### WHAT YOU HAVE TO DO
Records follow. Select each line holding "this".

---+---

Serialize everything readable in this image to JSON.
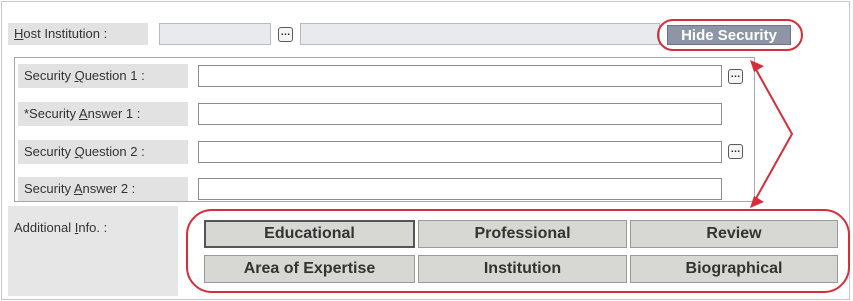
{
  "host_institution": {
    "label_prefix": "",
    "label_accel": "H",
    "label_rest": "ost Institution :",
    "field1_value": "",
    "field2_value": "",
    "lookup_icon": "ellipsis-icon",
    "hide_security_label": "Hide Security"
  },
  "security": {
    "rows": [
      {
        "pre": "Security ",
        "accel": "Q",
        "post": "uestion 1 :",
        "value": "",
        "has_lookup": true
      },
      {
        "pre": "*Security ",
        "accel": "A",
        "post": "nswer 1 :",
        "value": "",
        "has_lookup": false
      },
      {
        "pre": "Security ",
        "accel": "Q",
        "post": "uestion 2 :",
        "value": "",
        "has_lookup": true
      },
      {
        "pre": "Security ",
        "accel": "A",
        "post": "nswer 2 :",
        "value": "",
        "has_lookup": false
      }
    ]
  },
  "additional_info": {
    "label_pre": "Additional ",
    "label_accel": "I",
    "label_post": "nfo. :",
    "buttons": [
      {
        "label": "Educational"
      },
      {
        "label": "Professional"
      },
      {
        "label": "Review"
      },
      {
        "label": "Area of Expertise"
      },
      {
        "label": "Institution"
      },
      {
        "label": "Biographical"
      }
    ]
  },
  "colors": {
    "annotation": "#d62e3a",
    "label_bg": "#e2e2e2",
    "button_bg": "#d7d7d3"
  }
}
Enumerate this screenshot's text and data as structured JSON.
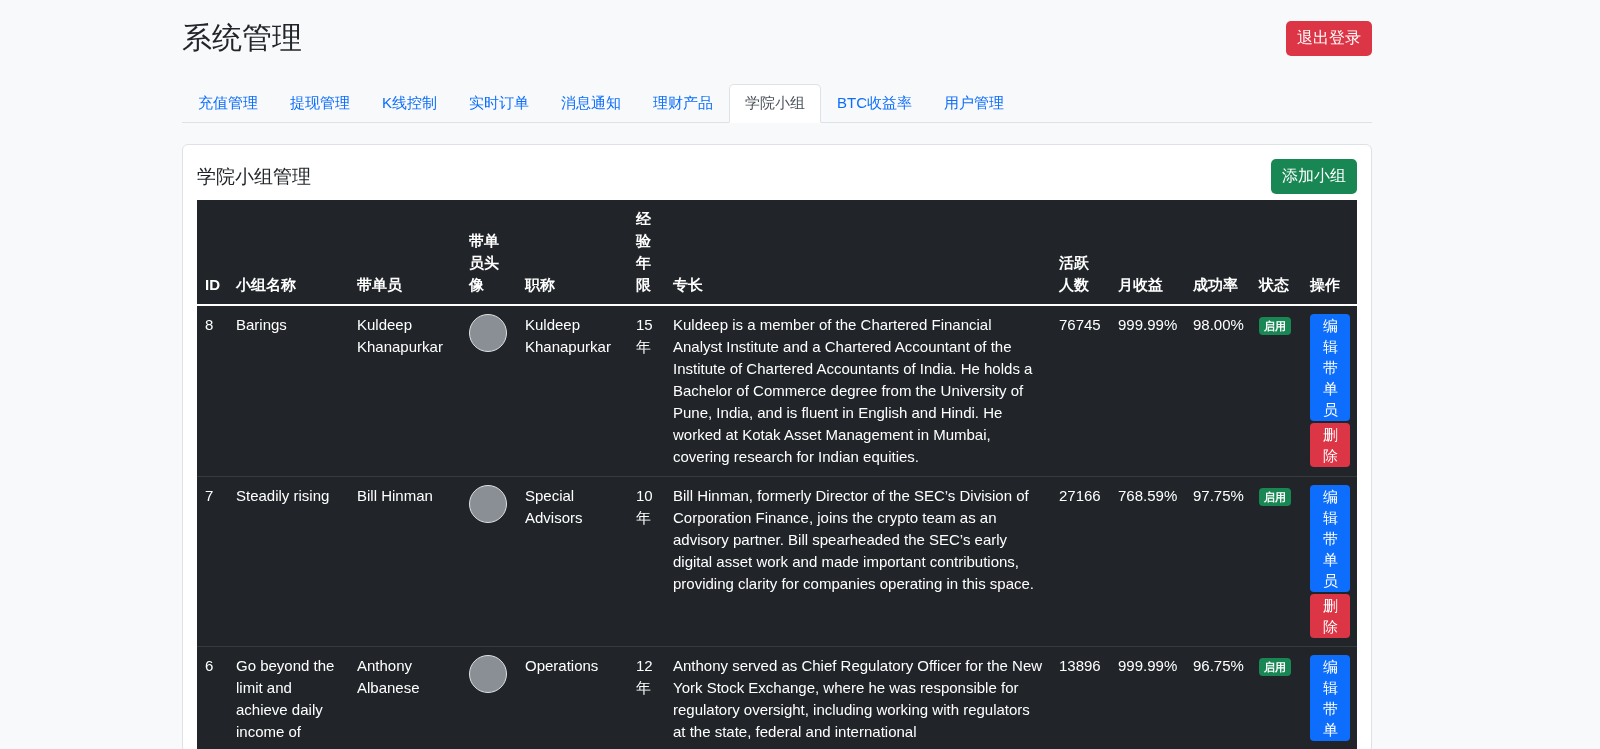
{
  "header": {
    "title": "系统管理",
    "logout_button": "退出登录"
  },
  "tabs": [
    {
      "label": "充值管理",
      "selected": false
    },
    {
      "label": "提现管理",
      "selected": false
    },
    {
      "label": "K线控制",
      "selected": false
    },
    {
      "label": "实时订单",
      "selected": false
    },
    {
      "label": "消息通知",
      "selected": false
    },
    {
      "label": "理财产品",
      "selected": false
    },
    {
      "label": "学院小组",
      "selected": true
    },
    {
      "label": "BTC收益率",
      "selected": false
    },
    {
      "label": "用户管理",
      "selected": false
    }
  ],
  "panel": {
    "title": "学院小组管理",
    "add_button": "添加小组"
  },
  "table": {
    "columns": [
      "ID",
      "小组名称",
      "带单员",
      "带单员头像",
      "职称",
      "经验年限",
      "专长",
      "活跃人数",
      "月收益",
      "成功率",
      "状态",
      "操作"
    ],
    "rows": [
      {
        "id": "8",
        "group_name": "Barings",
        "leader": "Kuldeep Khanapurkar",
        "title": "Kuldeep Khanapurkar",
        "years": "15年",
        "specialty": "Kuldeep is a member of the Chartered Financial Analyst Institute and a Chartered Accountant of the Institute of Chartered Accountants of India. He holds a Bachelor of Commerce degree from the University of Pune, India, and is fluent in English and Hindi. He worked at Kotak Asset Management in Mumbai, covering research for Indian equities.",
        "active_users": "76745",
        "monthly_return": "999.99%",
        "success_rate": "98.00%",
        "status": "启用",
        "actions": [
          {
            "kind": "edit",
            "label": "编辑带单员"
          },
          {
            "kind": "delete",
            "label": "删除"
          }
        ]
      },
      {
        "id": "7",
        "group_name": "Steadily rising",
        "leader": "Bill Hinman",
        "title": "Special Advisors",
        "years": "10年",
        "specialty": "Bill Hinman, formerly Director of the SEC’s Division of Corporation Finance, joins the crypto team as an advisory partner. Bill spearheaded the SEC’s early digital asset work and made important contributions, providing clarity for companies operating in this space.",
        "active_users": "27166",
        "monthly_return": "768.59%",
        "success_rate": "97.75%",
        "status": "启用",
        "actions": [
          {
            "kind": "edit",
            "label": "编辑带单员"
          },
          {
            "kind": "delete",
            "label": "删除"
          }
        ]
      },
      {
        "id": "6",
        "group_name": "Go beyond the limit and achieve daily income of",
        "leader": "Anthony Albanese",
        "title": "Operations",
        "years": "12年",
        "specialty": "Anthony served as Chief Regulatory Officer for the New York Stock Exchange, where he was responsible for regulatory oversight, including working with regulators at the state, federal and international",
        "active_users": "13896",
        "monthly_return": "999.99%",
        "success_rate": "96.75%",
        "status": "启用",
        "actions": [
          {
            "kind": "edit",
            "label": "编辑带单"
          }
        ]
      }
    ]
  }
}
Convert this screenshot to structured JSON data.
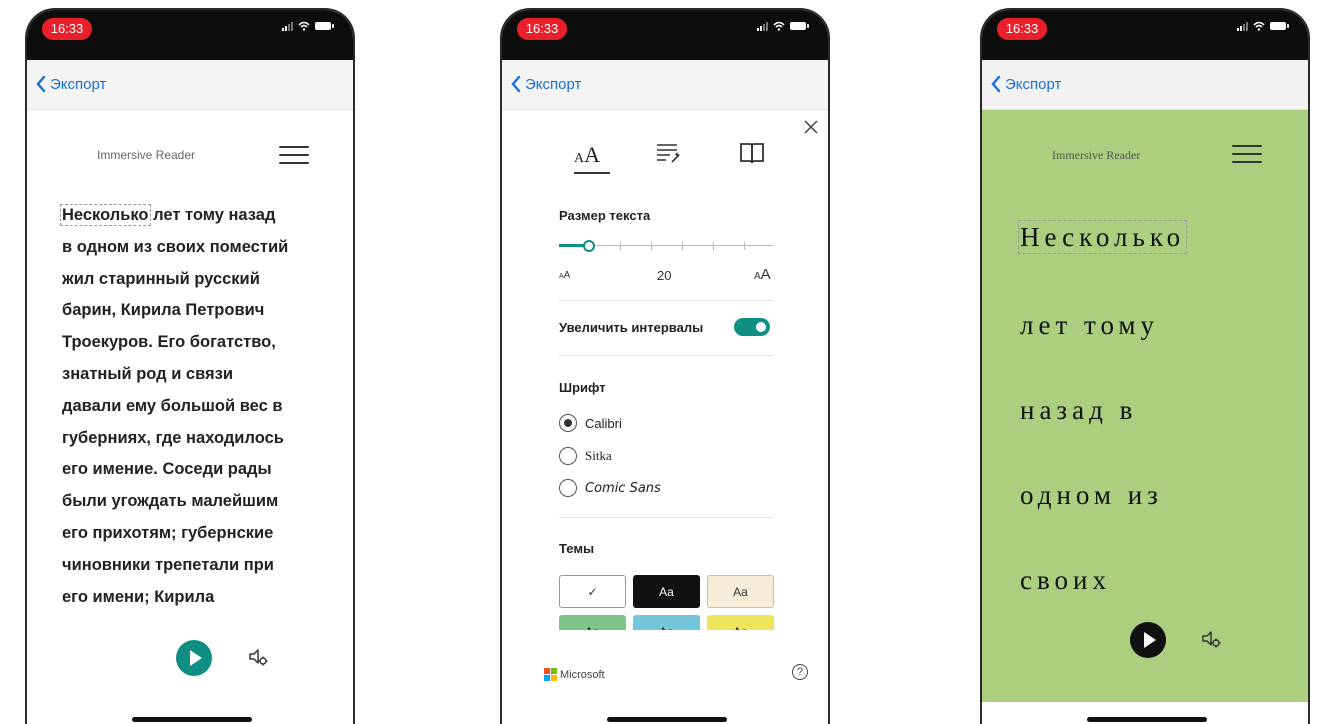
{
  "status_bar": {
    "time": "16:33"
  },
  "nav": {
    "back_label": "Экспорт"
  },
  "reader": {
    "title": "Immersive Reader",
    "first_word": "Несколько",
    "passage_rest": " лет тому назад\nв одном из своих поместий\nжил старинный русский\nбарин, Кирила Петрович\nТроекуров. Его богатство,\nзнатный род и связи\nдавали ему большой вес в\nгуберниях, где находилось\nего имение. Соседи рады\nбыли угождать малейшим\nего прихотям; губернские\nчиновники трепетали при\nего имени; Кирила"
  },
  "settings": {
    "text_size_label": "Размер текста",
    "text_size_value": "20",
    "text_size_fraction": 0.14,
    "small_a": "A",
    "big_a": "A",
    "spacing_label": "Увеличить интервалы",
    "spacing_enabled": true,
    "font_label": "Шрифт",
    "fonts": [
      {
        "label": "Calibri",
        "selected": true
      },
      {
        "label": "Sitka",
        "selected": false
      },
      {
        "label": "Comic Sans",
        "selected": false
      }
    ],
    "themes_label": "Темы",
    "themes": [
      {
        "label": "✓",
        "color": "#ffffff",
        "selected": true
      },
      {
        "label": "Aa",
        "color": "#111111"
      },
      {
        "label": "Aa",
        "color": "#f7ecd8"
      },
      {
        "label": "Aa",
        "color": "#7fc488"
      },
      {
        "label": "Aa",
        "color": "#74c6dc"
      },
      {
        "label": "Aa",
        "color": "#efe55d"
      }
    ],
    "brand": "Microsoft",
    "help": "?"
  },
  "focus_view": {
    "title": "Immersive Reader",
    "background": "#a9cf7f",
    "lines": [
      "Несколько",
      "лет тому",
      "назад в",
      "одном из",
      "своих"
    ]
  },
  "colors": {
    "accent": "#0f8f83",
    "link": "#1a6fd6",
    "time_pill": "#e8202a"
  }
}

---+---

### RESULT
Serialize everything readable in this image to JSON.
Enumerate this screenshot's text and data as structured JSON.
        "specialty": "Bill Hinman, formerly Director of the SEC’s Division of Corporation Finance, joins the crypto team as an advisory partner. Bill spearheaded the SEC’s early digital asset work and made important contributions, providing clarity for companies operating in this space.",
Convert this screenshot to structured JSON data.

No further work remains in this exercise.